Formal Observation

Soooooo today was my formal observation. I'll admit I felt a certain type of way that mine was on a Monday andddd introducing a new topic so I couldn't do too many flips, tricks and awesome amazing things because I needed the students to get the "gist". Lol.

Here's how it went down....

I was observed during math instruction.....which is at the end of the day....and my sweet darlings always need lots of movement! Soooo we began with...

M&Ms. Ooooh aahhh! I prepared bags of M&Ms for each group with an amount that would equally divide among the groups. Have you guessed our skill? That's right Division! The groups worked together to decide how many each would get in order to share equally. We really emphasized that sharing equally!

Next I used a promethean flip chart for them to take notes on 3 division strategies.

Then we began math rotations. I loved the names of the math groups used by 3 Teacher Chicks as seen in this post. I have four groups (North, South, East, and West) with my on level groups being the largest. Students rotate between the teacher group, desk work, math centers, and Xtramath. During math centers my students worked on Halloween multiplication and division centers created by Ashleigh. They loved them!

All in all it went well. I did have 2 emotional breakdowns (typical) but handled it and kept it moving! Looking forward to feedback, but I got myself so worked up and nervous and after a more than eventful weekend I am beat. Happy Monday y'all!

Go Noodle!

I’m using GoNoodle brain breaks to engage my classroom and make it a healthier, happier place. Check it out at
Who doesn't love brain breaks? Research has shown that brain breaks allows students to get the "wiggles out" and also better focus on the next learning activity. One day while browsing Pinterest for more fun brain breaks, I found a video of Maximo that shows kids yoga using kid-friendly names for the poses. Maximo is a riot! My kids loved it! After I watched the video and showed it to my students I noticed a reference to a site called GoNoodle. Brain break jackpot! Not only is there more Maximo, but it's free and has other activities including Boogie Down, and Word Jam! We love it!

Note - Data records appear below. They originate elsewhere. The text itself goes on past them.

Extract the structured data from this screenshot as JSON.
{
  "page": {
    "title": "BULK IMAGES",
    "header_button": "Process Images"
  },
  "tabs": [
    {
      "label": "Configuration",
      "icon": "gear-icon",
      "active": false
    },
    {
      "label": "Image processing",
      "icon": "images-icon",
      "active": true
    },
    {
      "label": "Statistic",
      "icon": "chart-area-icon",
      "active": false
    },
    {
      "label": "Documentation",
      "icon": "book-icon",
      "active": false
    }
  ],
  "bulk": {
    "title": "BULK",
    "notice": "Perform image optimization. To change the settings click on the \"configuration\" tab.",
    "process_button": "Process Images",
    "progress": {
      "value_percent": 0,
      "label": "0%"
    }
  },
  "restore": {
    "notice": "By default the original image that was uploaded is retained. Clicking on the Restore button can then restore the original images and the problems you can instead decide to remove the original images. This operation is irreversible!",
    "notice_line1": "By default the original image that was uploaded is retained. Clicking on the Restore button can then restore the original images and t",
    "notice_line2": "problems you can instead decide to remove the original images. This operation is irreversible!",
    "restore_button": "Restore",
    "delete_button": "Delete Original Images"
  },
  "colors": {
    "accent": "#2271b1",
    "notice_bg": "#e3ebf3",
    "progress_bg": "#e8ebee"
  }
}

Please check it out and sign up for a free account.

Here's Maximo!

I'm back and Professional Development

Hello fellow teachers and bloggers after a very long hiatus I am BACK! I had to step away for a while because the past few months have just been beyond rough. In addition to the normal stresses of beginning a new school year, crazy changes and a thoroughly rambunctious group of third grade "darlings" {yeah, just a bit of sarcasm} have had me in the pits. Didn't have anything nice to say so I thought it best to retreat. I've decided that this year is a test of my ability to remain optimistic, strong and focused. I intend to do all three so without further ado onto the positive...

The past two days have been fall break for my students and professional development for me. My school is a Thinking Maps School. We use thinking maps at all grade levels and have implemented their use in our lesson plans in every subject. This is our second  year using Thinking maps and I really really like using them!

Using thinking maps reinforces higher order thinking skills, and helps students organize and share their thinking in meaningful ways. The professional development we had today and Friday takes Thinking maps to another level with a program called Thinking Maps: Write from the Beginning and Beyond.


I really enjoyed the training although in the back of my mind I kept thinking of things I could be doing in my classroom {don't we all think that?!!}. The focus of our sessions was how to incorporate thinking maps into our writing instruction with a routine geared towards each genre and type of writing. What I liked most about this training was the grade specific goals, the rubrics, and the routine for expository writing. I am so excited to begin this with my students because thinking maps have already greatly improved the quality of their writing.

Some highlights from the training:
-Specific criteria for expository writing including number of sentences or paragraphs required at each grade level
-the difference between analytic improvement rubrics vs. holistic rubrics
-the thinking map used should be driven by the purpose for writing {ex. writing to explain parts begins with a brace and then turns into a tree map}
-focused modeled writing should be done with students at least 3 days per week
-class proficiency reports not only inform areas of strength and need for improvement but also possible mini-lessons
-orally rehearsing in pairs provides opportunities to use their thinking map to get their piece flowing

My team has already begun discussing how we will implement this program in our writing. One aspect we all agreed upon was the necessity to integrate writing with the content areas. I will be back to share our implementation and also intend to do a full thinking maps post.

Until next time...